_Supplied data_
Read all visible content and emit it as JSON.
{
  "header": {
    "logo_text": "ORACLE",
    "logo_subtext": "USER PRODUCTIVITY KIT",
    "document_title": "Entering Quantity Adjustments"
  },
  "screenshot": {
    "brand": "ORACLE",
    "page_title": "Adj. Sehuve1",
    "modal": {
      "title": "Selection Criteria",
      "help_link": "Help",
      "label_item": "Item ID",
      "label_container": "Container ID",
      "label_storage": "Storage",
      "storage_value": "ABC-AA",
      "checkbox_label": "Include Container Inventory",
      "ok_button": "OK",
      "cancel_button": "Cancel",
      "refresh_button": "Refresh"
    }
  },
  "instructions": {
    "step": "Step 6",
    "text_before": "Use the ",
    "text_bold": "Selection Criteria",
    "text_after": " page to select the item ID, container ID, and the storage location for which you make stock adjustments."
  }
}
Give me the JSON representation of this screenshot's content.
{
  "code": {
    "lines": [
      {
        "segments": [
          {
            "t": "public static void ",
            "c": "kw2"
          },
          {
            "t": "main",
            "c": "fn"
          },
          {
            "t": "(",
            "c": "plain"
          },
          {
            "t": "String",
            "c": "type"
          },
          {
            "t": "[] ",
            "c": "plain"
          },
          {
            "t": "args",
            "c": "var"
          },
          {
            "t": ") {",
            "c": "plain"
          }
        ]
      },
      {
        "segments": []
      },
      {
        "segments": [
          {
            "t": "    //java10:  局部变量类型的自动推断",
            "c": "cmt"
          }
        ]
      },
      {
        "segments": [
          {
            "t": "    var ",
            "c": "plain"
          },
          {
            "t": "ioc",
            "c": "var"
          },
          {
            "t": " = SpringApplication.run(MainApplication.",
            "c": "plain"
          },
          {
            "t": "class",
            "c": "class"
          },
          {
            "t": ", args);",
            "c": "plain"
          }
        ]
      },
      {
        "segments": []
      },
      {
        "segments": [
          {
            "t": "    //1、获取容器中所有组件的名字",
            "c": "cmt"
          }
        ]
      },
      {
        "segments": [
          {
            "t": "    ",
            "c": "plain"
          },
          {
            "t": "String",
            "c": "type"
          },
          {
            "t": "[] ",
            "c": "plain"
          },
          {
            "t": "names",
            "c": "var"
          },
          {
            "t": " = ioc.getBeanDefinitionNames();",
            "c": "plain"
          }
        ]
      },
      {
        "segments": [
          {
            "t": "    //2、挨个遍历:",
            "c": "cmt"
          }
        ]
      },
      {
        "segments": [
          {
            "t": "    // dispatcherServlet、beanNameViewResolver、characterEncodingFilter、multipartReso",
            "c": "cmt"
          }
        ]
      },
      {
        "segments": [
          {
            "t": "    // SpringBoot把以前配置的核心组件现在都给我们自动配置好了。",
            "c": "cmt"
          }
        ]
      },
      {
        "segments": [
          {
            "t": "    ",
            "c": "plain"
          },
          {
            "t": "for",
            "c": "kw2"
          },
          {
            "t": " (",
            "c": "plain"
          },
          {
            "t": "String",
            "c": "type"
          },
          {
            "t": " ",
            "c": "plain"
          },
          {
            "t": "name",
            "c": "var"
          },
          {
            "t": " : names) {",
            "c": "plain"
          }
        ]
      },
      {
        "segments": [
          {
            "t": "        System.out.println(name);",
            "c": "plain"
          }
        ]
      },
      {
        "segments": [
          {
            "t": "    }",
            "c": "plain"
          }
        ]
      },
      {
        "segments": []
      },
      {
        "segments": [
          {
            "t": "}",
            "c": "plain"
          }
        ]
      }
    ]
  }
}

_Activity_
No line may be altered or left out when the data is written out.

_Response area_
Read all visible content and emit it as JSON.
{
  "header": {
    "logo_text": "ORACLE",
    "logo_subtext": "USER PRODUCTIVITY KIT",
    "document_title": "Entering Quantity Adjustments"
  },
  "screenshot": {
    "brand": "ORACLE",
    "page_title": "Adj. Sehuve1",
    "modal": {
      "title": "Selection Criteria",
      "help_link": "Help",
      "label_item": "Item ID",
      "label_container": "Container ID",
      "label_storage": "Storage",
      "storage_value": "ABC-AA",
      "checkbox_label": "Include Container Inventory",
      "ok_button": "OK",
      "cancel_button": "Cancel",
      "refresh_button": "Refresh"
    }
  },
  "instructions": {
    "step": "Step 6",
    "text_before": "Use the ",
    "text_bold": "Selection Criteria",
    "text_after": " page to select the item ID, container ID, and the storage location for which you make stock adjustments."
  }
}
Give me the JSON representation of this screenshot's content.
{
  "code": {
    "lines": [
      {
        "segments": [
          {
            "t": "public static void ",
            "c": "kw2"
          },
          {
            "t": "main",
            "c": "fn"
          },
          {
            "t": "(",
            "c": "plain"
          },
          {
            "t": "String",
            "c": "type"
          },
          {
            "t": "[] ",
            "c": "plain"
          },
          {
            "t": "args",
            "c": "var"
          },
          {
            "t": ") {",
            "c": "plain"
          }
        ]
      },
      {
        "segments": []
      },
      {
        "segments": [
          {
            "t": "    //java10:  局部变量类型的自动推断",
            "c": "cmt"
          }
        ]
      },
      {
        "segments": [
          {
            "t": "    var ",
            "c": "plain"
          },
          {
            "t": "ioc",
            "c": "var"
          },
          {
            "t": " = SpringApplication.run(MainApplication.",
            "c": "plain"
          },
          {
            "t": "class",
            "c": "class"
          },
          {
            "t": ", args);",
            "c": "plain"
          }
        ]
      },
      {
        "segments": []
      },
      {
        "segments": [
          {
            "t": "    //1、获取容器中所有组件的名字",
            "c": "cmt"
          }
        ]
      },
      {
        "segments": [
          {
            "t": "    ",
            "c": "plain"
          },
          {
            "t": "String",
            "c": "type"
          },
          {
            "t": "[] ",
            "c": "plain"
          },
          {
            "t": "names",
            "c": "var"
          },
          {
            "t": " = ioc.getBeanDefinitionNames();",
            "c": "plain"
          }
        ]
      },
      {
        "segments": [
          {
            "t": "    //2、挨个遍历:",
            "c": "cmt"
          }
        ]
      },
      {
        "segments": [
          {
            "t": "    // dispatcherServlet、beanNameViewResolver、characterEncodingFilter、multipartReso",
            "c": "cmt"
          }
        ]
      },
      {
        "segments": [
          {
            "t": "    // SpringBoot把以前配置的核心组件现在都给我们自动配置好了。",
            "c": "cmt"
          }
        ]
      },
      {
        "segments": [
          {
            "t": "    ",
            "c": "plain"
          },
          {
            "t": "for",
            "c": "kw2"
          },
          {
            "t": " (",
            "c": "plain"
          },
          {
            "t": "String",
            "c": "type"
          },
          {
            "t": " ",
            "c": "plain"
          },
          {
            "t": "name",
            "c": "var"
          },
          {
            "t": " : names) {",
            "c": "plain"
          }
        ]
      },
      {
        "segments": [
          {
            "t": "        System.out.println(name);",
            "c": "plain"
          }
        ]
      },
      {
        "segments": [
          {
            "t": "    }",
            "c": "plain"
          }
        ]
      },
      {
        "segments": []
      },
      {
        "segments": [
          {
            "t": "}",
            "c": "plain"
          }
        ]
      }
    ]
  }
}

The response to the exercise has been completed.